- REQUIREMENT
Copy the result of filtering the entries below for lines that include the string "Postcode".

Items from an interface collection
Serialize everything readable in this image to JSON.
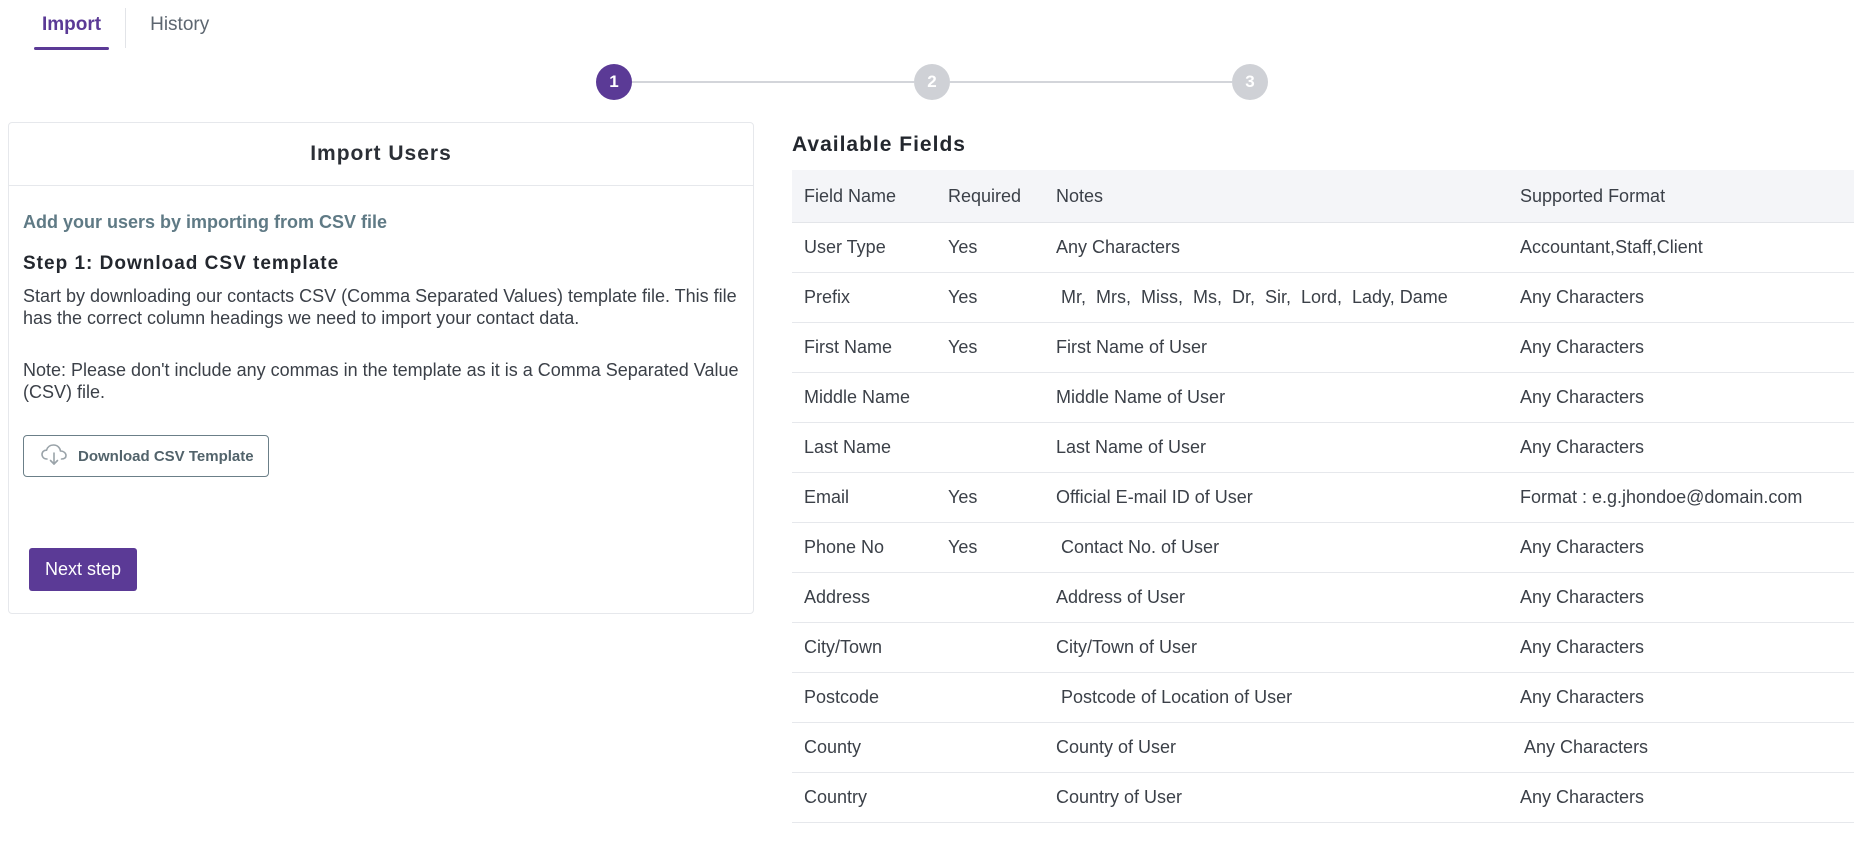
{
  "tabs": [
    {
      "label": "Import",
      "active": true
    },
    {
      "label": "History",
      "active": false
    }
  ],
  "stepper": {
    "steps": [
      "1",
      "2",
      "3"
    ],
    "current": 1
  },
  "card": {
    "title": "Import Users",
    "subtitle": "Add your users by importing from CSV file",
    "step_title": "Step 1: Download CSV template",
    "description": "Start by downloading our contacts CSV (Comma Separated Values) template file. This file has the correct column headings we need to import your contact data.",
    "note": "Note: Please don't include any commas in the template as it is a Comma Separated Value (CSV) file.",
    "download_label": "Download CSV Template",
    "download_icon": "cloud-download-icon",
    "next_label": "Next step"
  },
  "fields": {
    "title": "Available Fields",
    "columns": [
      "Field Name",
      "Required",
      "Notes",
      "Supported Format"
    ],
    "rows": [
      [
        "User Type",
        "Yes",
        "Any Characters",
        "Accountant,Staff,Client"
      ],
      [
        "Prefix",
        "Yes",
        " Mr,  Mrs,  Miss,  Ms,  Dr,  Sir,  Lord,  Lady, Dame",
        "Any Characters"
      ],
      [
        "First Name",
        "Yes",
        "First Name of User",
        "Any Characters"
      ],
      [
        "Middle Name",
        "",
        "Middle Name of User",
        "Any Characters"
      ],
      [
        "Last Name",
        "",
        "Last Name of User",
        "Any Characters"
      ],
      [
        "Email",
        "Yes",
        "Official E-mail ID of User",
        "Format : e.g.jhondoe@domain.com"
      ],
      [
        "Phone No",
        "Yes",
        " Contact No. of User",
        "Any Characters"
      ],
      [
        "Address",
        "",
        "Address of User",
        "Any Characters"
      ],
      [
        "City/Town",
        "",
        "City/Town of User",
        "Any Characters"
      ],
      [
        "Postcode",
        "",
        " Postcode of Location of User",
        "Any Characters"
      ],
      [
        "County",
        "",
        "County of User",
        " Any Characters"
      ],
      [
        "Country",
        "",
        "Country of User",
        "Any Characters"
      ]
    ]
  },
  "colors": {
    "accent": "#5b3a96",
    "inactive_step": "#cfd1d6",
    "subtitle": "#5f7a85"
  }
}
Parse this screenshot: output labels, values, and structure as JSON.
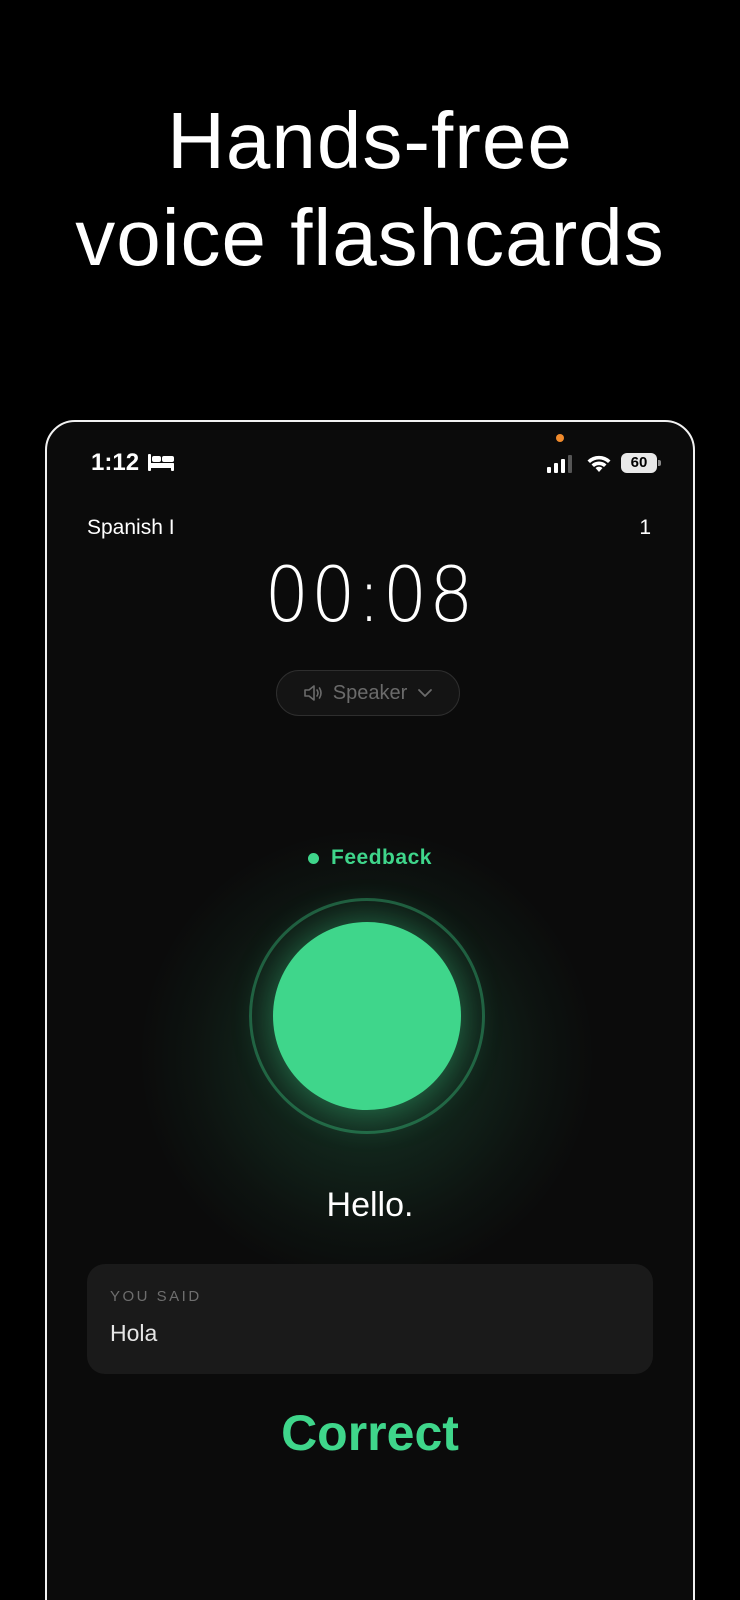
{
  "headline": {
    "line1": "Hands-free",
    "line2": "voice flashcards"
  },
  "status_bar": {
    "time": "1:12",
    "battery": "60",
    "icons": [
      "bed-icon",
      "signal-icon",
      "wifi-icon",
      "battery-icon"
    ]
  },
  "session": {
    "deck_name": "Spanish I",
    "card_count": "1",
    "timer": "00:08"
  },
  "audio_output": {
    "label": "Speaker",
    "icon": "speaker-icon"
  },
  "state": {
    "label": "Feedback",
    "color": "#3fd68b"
  },
  "card": {
    "prompt": "Hello."
  },
  "answer": {
    "label": "YOU SAID",
    "value": "Hola"
  },
  "result": {
    "label": "Correct",
    "color": "#3fd68b"
  }
}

- FINISHED EXERCISE
        "Postcode",
        " Postcode of Location of User",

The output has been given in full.